* _EXTRACTED RECORDS_:

※ ※ ※

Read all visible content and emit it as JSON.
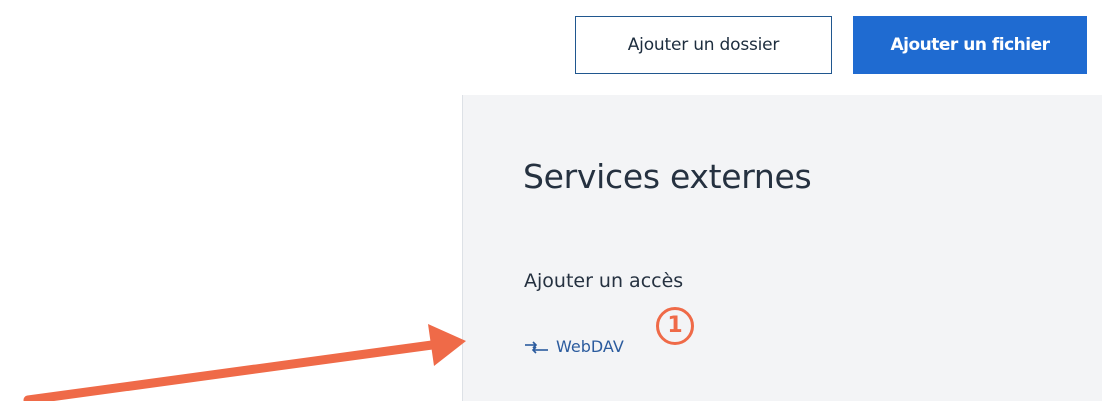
{
  "toolbar": {
    "add_folder_label": "Ajouter un dossier",
    "add_file_label": "Ajouter un fichier"
  },
  "panel": {
    "title": "Services externes",
    "subtitle": "Ajouter un accès",
    "link_label": "WebDAV",
    "link_icon": "transfer-arrows-icon"
  },
  "annotation": {
    "step_number": "1",
    "color": "#ef6a48"
  },
  "colors": {
    "primary": "#1f6bd1",
    "outline": "#20578f",
    "panel_bg": "#f3f4f6",
    "link": "#2b5b9e"
  }
}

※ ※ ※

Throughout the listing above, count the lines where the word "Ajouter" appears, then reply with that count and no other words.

* _OUTPUT OF THE TASK_: 3